The round arched entranceway set below a large turret leads to an open arcade. Brown was one of four sons of the Irish merchant Alexander Brown and in the coat of arms above the main entrance can be seen four hands clasped together and the motto 'Harmony becomes brothers'.
Prudential Assurance Building, Dale Street
1885-86 and 1905
The architect Alfred Waterhouse provided the Prudential with an unmistakeable corporate style in red pressed brick and terracotta. Liverpool's 'Pru' is one of the largest and most imposing, made all the more so by the tower added by his son Paul in 1905.
Imperial Chambers, Dale Street
This building and the adjoining Muskers Buildings are in the Gothic style, more frequently used in Manchester for commercial buildings than in Liverpool. The central office entrance leads to a glass-roofed atrium crossed by iron bridges.
Municipal Annexe, Dale Street
Built as the Conservative Club and designed by F. and G. Holme, the building provided its wealthy members with three floors of palatial reception rooms, private dining rooms, card and billiard rooms.
It was taken over for municipal offices between the two world wars, though the Conservatives remained the dominant political party in Liverpool until the 1960s.
Municipal Buildings, Dale Street
A large municipal office block with a great public atrium, this splendid building was erected to accommodate the growing army of Corporation clerks required to control the activities of the town.
It was started by the Corporation Surveyor, John Weightman, and completed by his successor E.R. Robson in 1866. Designed in a hybrid mixture of French and Italian Renaissance styles, it has at its centre a tower with a curious steeply pitched stone roof, based on C.H. Barry's Halifax Town Hall.
Westminster Chambers, Dale Street
A large office building with integral workshops and warehouses, designed by Richard Owens for David Roberts, Son and Co., whose monogram can be seen on the exterior.
The greater part of the building fronting Dale Street and Crosshall Street was used as shops and offices, whilst the Preston Street side contained four warehouses each with a recessed loading bay.
The offices are given an elaborate stone Gothic front, in contrast to the plain brick of the warehouses.
City Magistrates Court, Dale Street
Built shortly before Municipal Buildings on the opposing side of Dale Street stands the City Magistrates Court, also designed by John Weightman.
It is a plain symmetrical block in smooth ashlar with a carriage entrance originally enabling the magistrates to make a dignified approach to the courts.

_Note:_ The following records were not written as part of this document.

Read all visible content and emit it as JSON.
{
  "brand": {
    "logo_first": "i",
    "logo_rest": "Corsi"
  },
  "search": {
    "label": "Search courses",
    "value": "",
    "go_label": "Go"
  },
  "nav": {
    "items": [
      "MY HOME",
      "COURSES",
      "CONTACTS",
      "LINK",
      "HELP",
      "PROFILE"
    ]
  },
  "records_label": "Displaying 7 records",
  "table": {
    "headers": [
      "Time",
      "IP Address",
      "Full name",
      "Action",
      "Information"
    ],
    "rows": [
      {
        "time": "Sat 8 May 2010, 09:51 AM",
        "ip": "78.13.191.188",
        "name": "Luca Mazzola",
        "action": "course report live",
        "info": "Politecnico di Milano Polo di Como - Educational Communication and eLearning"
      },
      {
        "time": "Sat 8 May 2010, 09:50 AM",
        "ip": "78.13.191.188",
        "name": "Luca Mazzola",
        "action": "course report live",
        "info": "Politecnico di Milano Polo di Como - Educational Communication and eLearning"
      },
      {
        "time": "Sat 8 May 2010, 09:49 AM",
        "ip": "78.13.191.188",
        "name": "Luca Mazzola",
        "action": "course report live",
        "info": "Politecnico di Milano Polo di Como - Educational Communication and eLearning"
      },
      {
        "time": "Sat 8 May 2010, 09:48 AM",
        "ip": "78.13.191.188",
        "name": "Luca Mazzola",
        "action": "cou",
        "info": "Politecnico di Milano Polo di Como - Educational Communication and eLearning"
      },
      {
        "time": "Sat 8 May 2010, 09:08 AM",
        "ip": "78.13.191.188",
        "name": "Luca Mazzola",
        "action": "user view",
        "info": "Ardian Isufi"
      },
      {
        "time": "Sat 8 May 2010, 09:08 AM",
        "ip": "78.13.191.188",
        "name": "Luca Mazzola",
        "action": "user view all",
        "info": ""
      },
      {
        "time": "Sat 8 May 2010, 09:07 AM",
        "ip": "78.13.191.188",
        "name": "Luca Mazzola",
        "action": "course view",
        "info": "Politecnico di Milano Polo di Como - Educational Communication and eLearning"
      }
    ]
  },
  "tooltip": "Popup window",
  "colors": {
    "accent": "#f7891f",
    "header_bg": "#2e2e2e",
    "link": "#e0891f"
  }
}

To the rear of the Courts is the Main Bridewell, a suitably austere building, erected in 1864 to Weightman's design, and listed Grade II.
135-139 Dale Street
Late 18th century
A terrace of late Georgian houses, this was built to conform with the late 18th century widening of Dale Street, the most impressive being the corner property No. 139.
This was built for John Houghton, a distiller, whose works were situated nearby. Above the entrance on Trueman Street is a splendid Adam-style Venetian window.